In a broad sense, it undermines your confidence in our democracy. In a "micro" sense, it affects you in numerous ways. For example, I don't read the newspaper the way I used to.
Two of the biggest stories in Alabama at the moment are the civil trial of former HealthSouth CEO Richard Scrushy and the controversy over electronic bingo. Both stories involve judges that I know, from firsthand experience, are corrupt.
Take the Scrushy story. Jefferson County Circuit Judge Allwin Horn is handling that matter, and in a bench trial, entered a judgment of $2.87 billion against the HealthSouth founder. Since then, the local press has been filled with stories about efforts by plaintiffs' lawyers to track down Scrushy's assets. (Never mind that Scrushy almost certainly doesn't have anything close to $2.87 billion.)
How do I read those stories? Before my own legal experiences, I would have read them the way many citizens probably read them--with an assumption that Scrushy is a scoundrel and deserves to get nailed for all he's worth. But now, I'm not so sure about that.
I'm not sure that Scrushy was "the CEO of the fraud" at HealthSouth, as Horn found. But I do know, from up-close-and-personal experience, that Horn himself is a scoundrel. Horn handled a legal-malpractice claim that I filed, and I saw him repeatedly rule contrary to clear law, effectively letting a member of the legal community (Birmingham attorney Richard Poff) off the hook.
In short, I saw Horn butcher a case that involved a relatively small amount of money. Do I have confidence that he is honestly handling the Scrushy case, which involves huge sums of money? The answer is a resounding no.
Or take the electronic-bingo story. A prominent case in Walker County is being heard by Jefferson County Circuit Judge Robert Vance. In late October, Vance ruled that electronic bingo is not legal in Walker County and ordered bingo halls to shut down immediately. Last week, ruling on a motion to alter that judgment, Vance stood by his original decision.
How did I read those stories? Ten years ago, I probably wouldn't have read them because, while I support efforts to legalize and regulate gambling in Alabama, I generally don't participate in bingo or other games of chance.
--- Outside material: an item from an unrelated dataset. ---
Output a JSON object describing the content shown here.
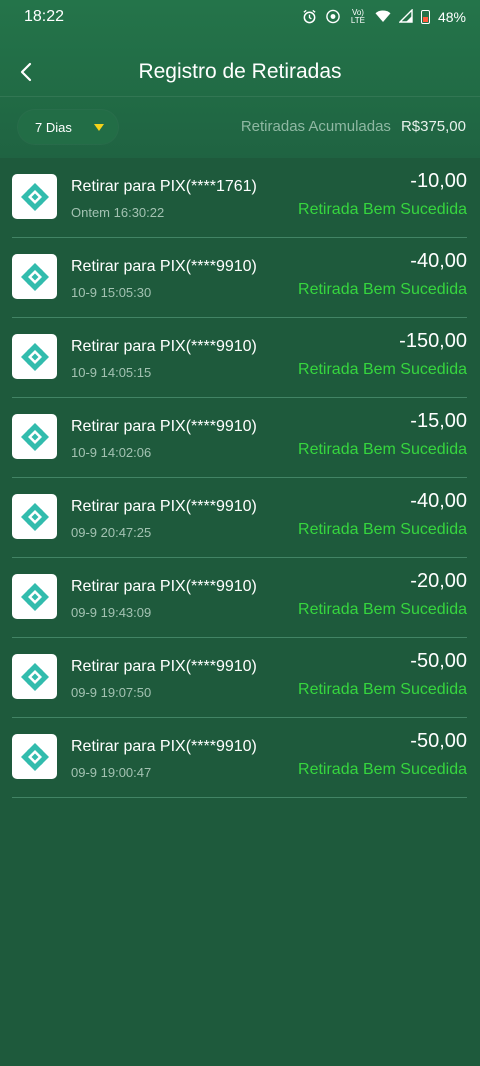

It's just not my thing. But after years of going through legal hell, I read any story about Judge Robert Vance very closely.
Like Horn, Vance "heard" a legal-malpractice case I had filed, this one against Birmingham attorneys Jesse P. Evans III and Michael B. Odom. And like Horn, Vance repeatedly ruled contrary to clear law, protecting two members of the legal community and one of its major law firms.
Vance did not just screw up my case. By intentionally ruling in an unlawful manner and using the U.S. mails in the process, he almost certainly committed a federal crime--honest-services mail fraud. Horn probably committed the same crime in the Poff case.
Imagine my reaction when I read the following quote from Vance's ruling denying a request to keep bingo halls operating while an appeal is pending:
"This court cannot condone and permit continued criminal activity for any period of time. To do so would essentially mean an abdication of this Court's primary responsibility, undertaken when the undersigned took his oath of office, to uphold and defend the laws of this State."
Isn't that interesting? Vance failed to uphold and defend the laws of Alabama in the legal-malpractice case I had before him--and he didn't seem to have the least bit of problem with that. But he takes his oath with the utmost seriousness in the bingo case.
How does it affect you when you have witnessed judicial corruption? For me, it changes the way I read every story about the courts. I always have this question: Who is the real wrongdoer here--the individual on trial or the judge?